Directions for this task: The records below must be reproduced exactly. Strip out the pictures.

Top of Input

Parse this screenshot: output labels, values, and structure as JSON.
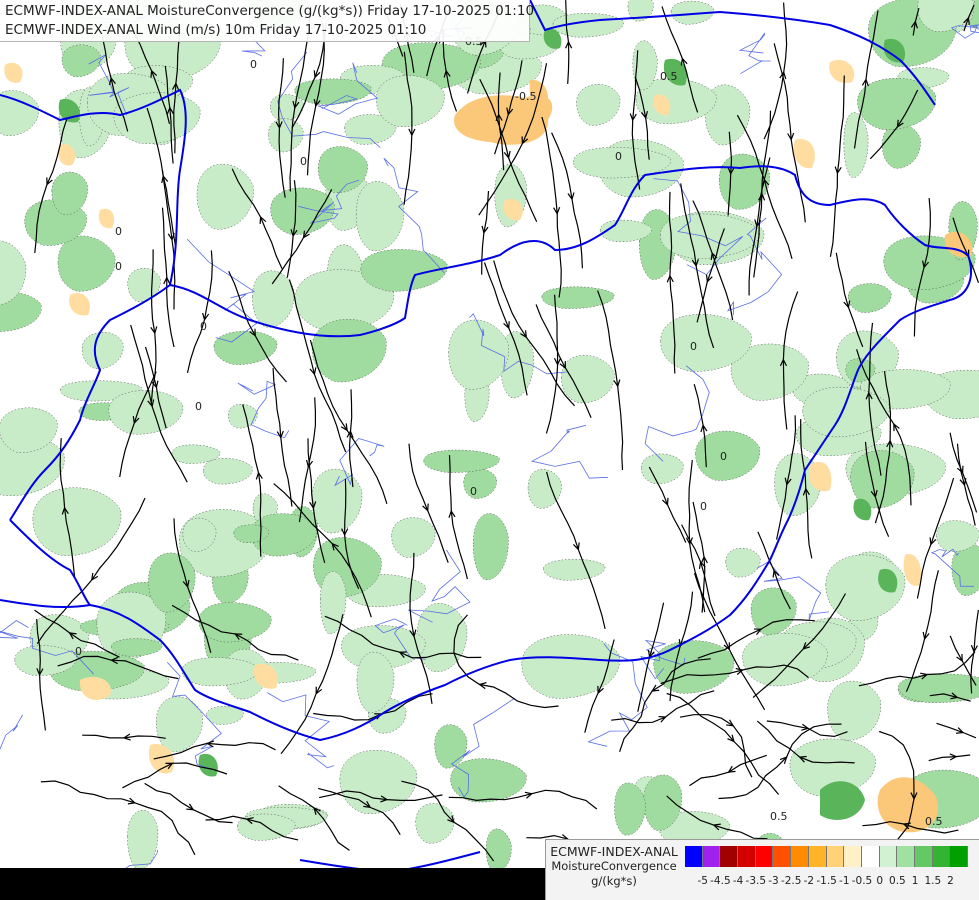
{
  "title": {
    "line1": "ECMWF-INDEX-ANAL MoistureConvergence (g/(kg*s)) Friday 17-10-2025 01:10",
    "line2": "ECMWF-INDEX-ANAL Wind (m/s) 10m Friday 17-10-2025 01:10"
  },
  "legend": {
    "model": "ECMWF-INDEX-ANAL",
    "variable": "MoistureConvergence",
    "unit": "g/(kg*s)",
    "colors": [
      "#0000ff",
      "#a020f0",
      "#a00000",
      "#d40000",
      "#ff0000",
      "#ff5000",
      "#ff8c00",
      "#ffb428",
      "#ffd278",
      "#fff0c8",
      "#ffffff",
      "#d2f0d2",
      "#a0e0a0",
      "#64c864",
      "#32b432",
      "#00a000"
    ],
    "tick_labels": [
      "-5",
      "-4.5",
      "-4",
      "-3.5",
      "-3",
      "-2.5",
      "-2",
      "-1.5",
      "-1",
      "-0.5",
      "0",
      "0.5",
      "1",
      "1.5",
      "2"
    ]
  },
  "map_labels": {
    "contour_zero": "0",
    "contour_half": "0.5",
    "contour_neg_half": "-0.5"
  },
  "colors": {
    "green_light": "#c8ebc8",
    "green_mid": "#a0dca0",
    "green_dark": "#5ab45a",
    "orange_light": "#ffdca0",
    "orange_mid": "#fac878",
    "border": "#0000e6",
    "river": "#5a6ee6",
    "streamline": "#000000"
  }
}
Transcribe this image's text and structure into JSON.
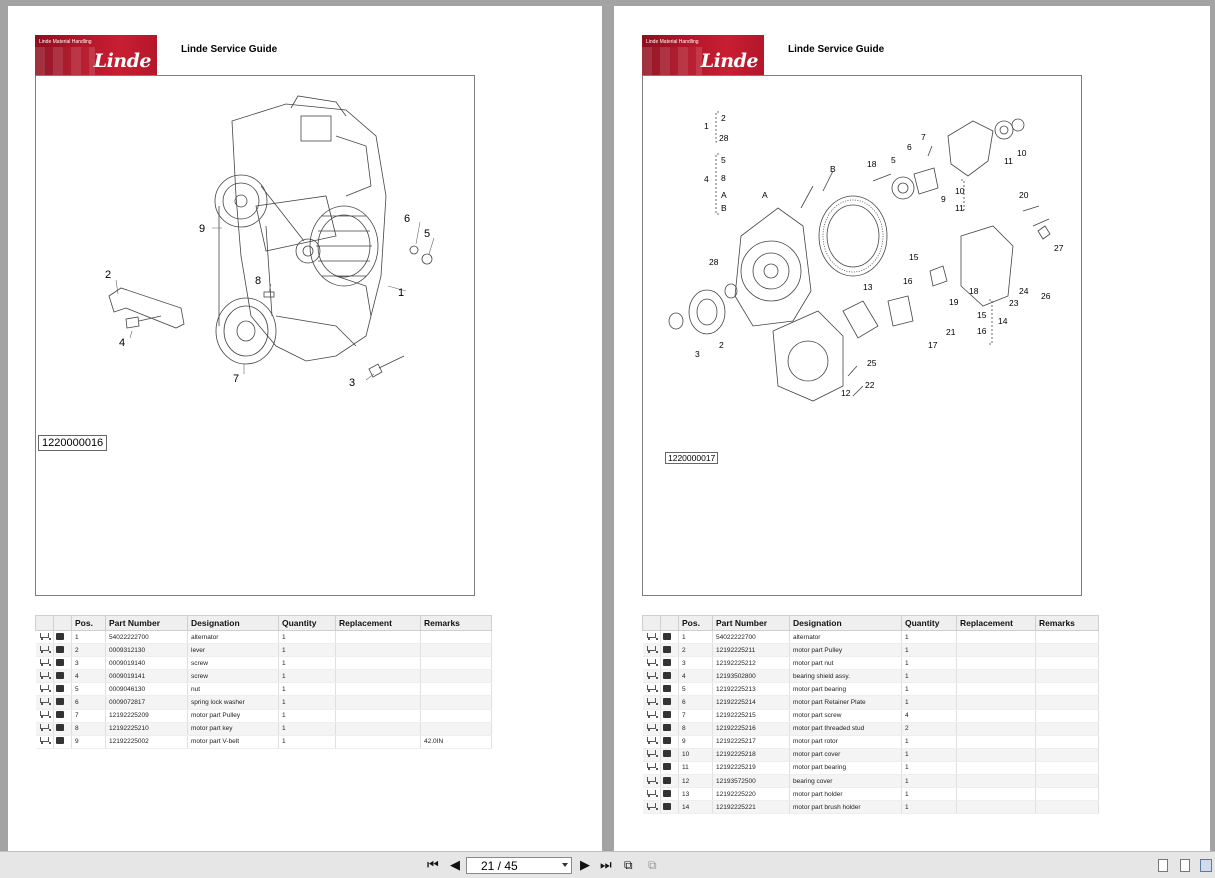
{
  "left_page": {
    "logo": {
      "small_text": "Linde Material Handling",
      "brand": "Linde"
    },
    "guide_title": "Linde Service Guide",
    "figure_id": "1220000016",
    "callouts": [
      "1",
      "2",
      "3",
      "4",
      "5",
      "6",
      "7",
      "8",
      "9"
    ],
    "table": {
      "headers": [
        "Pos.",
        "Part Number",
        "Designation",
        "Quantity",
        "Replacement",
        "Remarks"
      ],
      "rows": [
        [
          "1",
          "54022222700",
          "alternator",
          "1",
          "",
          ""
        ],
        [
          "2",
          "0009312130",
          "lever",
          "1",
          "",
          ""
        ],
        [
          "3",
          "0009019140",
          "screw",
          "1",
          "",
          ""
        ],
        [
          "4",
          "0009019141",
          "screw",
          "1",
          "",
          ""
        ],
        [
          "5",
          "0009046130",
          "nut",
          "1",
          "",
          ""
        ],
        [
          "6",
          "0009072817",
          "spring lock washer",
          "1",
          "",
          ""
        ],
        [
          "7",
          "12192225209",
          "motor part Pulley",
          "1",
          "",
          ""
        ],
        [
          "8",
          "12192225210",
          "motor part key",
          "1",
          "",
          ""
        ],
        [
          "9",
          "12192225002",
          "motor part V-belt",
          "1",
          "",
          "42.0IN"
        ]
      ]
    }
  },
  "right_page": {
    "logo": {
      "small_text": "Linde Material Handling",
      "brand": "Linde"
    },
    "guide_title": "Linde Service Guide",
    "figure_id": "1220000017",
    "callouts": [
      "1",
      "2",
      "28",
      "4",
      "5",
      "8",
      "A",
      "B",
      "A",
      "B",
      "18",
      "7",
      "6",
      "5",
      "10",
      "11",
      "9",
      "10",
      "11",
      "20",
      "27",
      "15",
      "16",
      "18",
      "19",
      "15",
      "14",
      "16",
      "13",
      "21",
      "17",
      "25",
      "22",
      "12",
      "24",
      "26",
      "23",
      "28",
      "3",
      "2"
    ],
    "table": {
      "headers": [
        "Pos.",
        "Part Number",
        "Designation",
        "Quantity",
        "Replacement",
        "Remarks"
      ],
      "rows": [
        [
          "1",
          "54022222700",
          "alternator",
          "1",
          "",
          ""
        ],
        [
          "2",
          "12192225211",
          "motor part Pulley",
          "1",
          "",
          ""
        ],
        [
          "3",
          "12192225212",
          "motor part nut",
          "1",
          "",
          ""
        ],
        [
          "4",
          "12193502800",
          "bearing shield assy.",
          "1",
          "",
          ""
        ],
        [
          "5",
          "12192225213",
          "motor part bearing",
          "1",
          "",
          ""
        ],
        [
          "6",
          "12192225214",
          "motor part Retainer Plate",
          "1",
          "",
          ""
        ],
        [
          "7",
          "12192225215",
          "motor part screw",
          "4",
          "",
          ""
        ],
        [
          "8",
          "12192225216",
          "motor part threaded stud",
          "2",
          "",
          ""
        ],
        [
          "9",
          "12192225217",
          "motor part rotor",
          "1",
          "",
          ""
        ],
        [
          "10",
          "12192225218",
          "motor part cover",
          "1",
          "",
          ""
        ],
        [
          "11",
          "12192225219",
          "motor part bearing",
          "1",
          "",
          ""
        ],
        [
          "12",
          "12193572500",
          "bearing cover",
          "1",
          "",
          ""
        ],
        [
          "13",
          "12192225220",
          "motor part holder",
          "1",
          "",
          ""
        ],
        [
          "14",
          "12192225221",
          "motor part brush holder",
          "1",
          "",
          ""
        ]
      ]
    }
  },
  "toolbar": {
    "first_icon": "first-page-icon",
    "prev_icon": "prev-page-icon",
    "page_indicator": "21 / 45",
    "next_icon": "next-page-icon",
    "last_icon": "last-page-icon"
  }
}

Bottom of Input

Response below:
Parse this screenshot: output labels, values, and structure as JSON.
{
  "title": {
    "line1": "ECMWF-INDEX-ANAL MoistureConvergence (g/(kg*s)) Friday 17-10-2025 01:10",
    "line2": "ECMWF-INDEX-ANAL Wind (m/s) 10m Friday 17-10-2025 01:10"
  },
  "legend": {
    "model": "ECMWF-INDEX-ANAL",
    "variable": "MoistureConvergence",
    "unit": "g/(kg*s)",
    "colors": [
      "#0000ff",
      "#a020f0",
      "#a00000",
      "#d40000",
      "#ff0000",
      "#ff5000",
      "#ff8c00",
      "#ffb428",
      "#ffd278",
      "#fff0c8",
      "#ffffff",
      "#d2f0d2",
      "#a0e0a0",
      "#64c864",
      "#32b432",
      "#00a000"
    ],
    "tick_labels": [
      "-5",
      "-4.5",
      "-4",
      "-3.5",
      "-3",
      "-2.5",
      "-2",
      "-1.5",
      "-1",
      "-0.5",
      "0",
      "0.5",
      "1",
      "1.5",
      "2"
    ]
  },
  "map_labels": {
    "contour_zero": "0",
    "contour_half": "0.5",
    "contour_neg_half": "-0.5"
  },
  "colors": {
    "green_light": "#c8ebc8",
    "green_mid": "#a0dca0",
    "green_dark": "#5ab45a",
    "orange_light": "#ffdca0",
    "orange_mid": "#fac878",
    "border": "#0000e6",
    "river": "#5a6ee6",
    "streamline": "#000000"
  }
}
Transcribe this image's text and structure into JSON.
{
  "left_page": {
    "logo": {
      "small_text": "Linde Material Handling",
      "brand": "Linde"
    },
    "guide_title": "Linde Service Guide",
    "figure_id": "1220000016",
    "callouts": [
      "1",
      "2",
      "3",
      "4",
      "5",
      "6",
      "7",
      "8",
      "9"
    ],
    "table": {
      "headers": [
        "Pos.",
        "Part Number",
        "Designation",
        "Quantity",
        "Replacement",
        "Remarks"
      ],
      "rows": [
        [
          "1",
          "54022222700",
          "alternator",
          "1",
          "",
          ""
        ],
        [
          "2",
          "0009312130",
          "lever",
          "1",
          "",
          ""
        ],
        [
          "3",
          "0009019140",
          "screw",
          "1",
          "",
          ""
        ],
        [
          "4",
          "0009019141",
          "screw",
          "1",
          "",
          ""
        ],
        [
          "5",
          "0009046130",
          "nut",
          "1",
          "",
          ""
        ],
        [
          "6",
          "0009072817",
          "spring lock washer",
          "1",
          "",
          ""
        ],
        [
          "7",
          "12192225209",
          "motor part Pulley",
          "1",
          "",
          ""
        ],
        [
          "8",
          "12192225210",
          "motor part key",
          "1",
          "",
          ""
        ],
        [
          "9",
          "12192225002",
          "motor part V-belt",
          "1",
          "",
          "42.0IN"
        ]
      ]
    }
  },
  "right_page": {
    "logo": {
      "small_text": "Linde Material Handling",
      "brand": "Linde"
    },
    "guide_title": "Linde Service Guide",
    "figure_id": "1220000017",
    "callouts": [
      "1",
      "2",
      "28",
      "4",
      "5",
      "8",
      "A",
      "B",
      "A",
      "B",
      "18",
      "7",
      "6",
      "5",
      "10",
      "11",
      "9",
      "10",
      "11",
      "20",
      "27",
      "15",
      "16",
      "18",
      "19",
      "15",
      "14",
      "16",
      "13",
      "21",
      "17",
      "25",
      "22",
      "12",
      "24",
      "26",
      "23",
      "28",
      "3",
      "2"
    ],
    "table": {
      "headers": [
        "Pos.",
        "Part Number",
        "Designation",
        "Quantity",
        "Replacement",
        "Remarks"
      ],
      "rows": [
        [
          "1",
          "54022222700",
          "alternator",
          "1",
          "",
          ""
        ],
        [
          "2",
          "12192225211",
          "motor part Pulley",
          "1",
          "",
          ""
        ],
        [
          "3",
          "12192225212",
          "motor part nut",
          "1",
          "",
          ""
        ],
        [
          "4",
          "12193502800",
          "bearing shield assy.",
          "1",
          "",
          ""
        ],
        [
          "5",
          "12192225213",
          "motor part bearing",
          "1",
          "",
          ""
        ],
        [
          "6",
          "12192225214",
          "motor part Retainer Plate",
          "1",
          "",
          ""
        ],
        [
          "7",
          "12192225215",
          "motor part screw",
          "4",
          "",
          ""
        ],
        [
          "8",
          "12192225216",
          "motor part threaded stud",
          "2",
          "",
          ""
        ],
        [
          "9",
          "12192225217",
          "motor part rotor",
          "1",
          "",
          ""
        ],
        [
          "10",
          "12192225218",
          "motor part cover",
          "1",
          "",
          ""
        ],
        [
          "11",
          "12192225219",
          "motor part bearing",
          "1",
          "",
          ""
        ],
        [
          "12",
          "12193572500",
          "bearing cover",
          "1",
          "",
          ""
        ],
        [
          "13",
          "12192225220",
          "motor part holder",
          "1",
          "",
          ""
        ],
        [
          "14",
          "12192225221",
          "motor part brush holder",
          "1",
          "",
          ""
        ]
      ]
    }
  },
  "toolbar": {
    "first_icon": "first-page-icon",
    "prev_icon": "prev-page-icon",
    "page_indicator": "21 / 45",
    "next_icon": "next-page-icon",
    "last_icon": "last-page-icon"
  }
}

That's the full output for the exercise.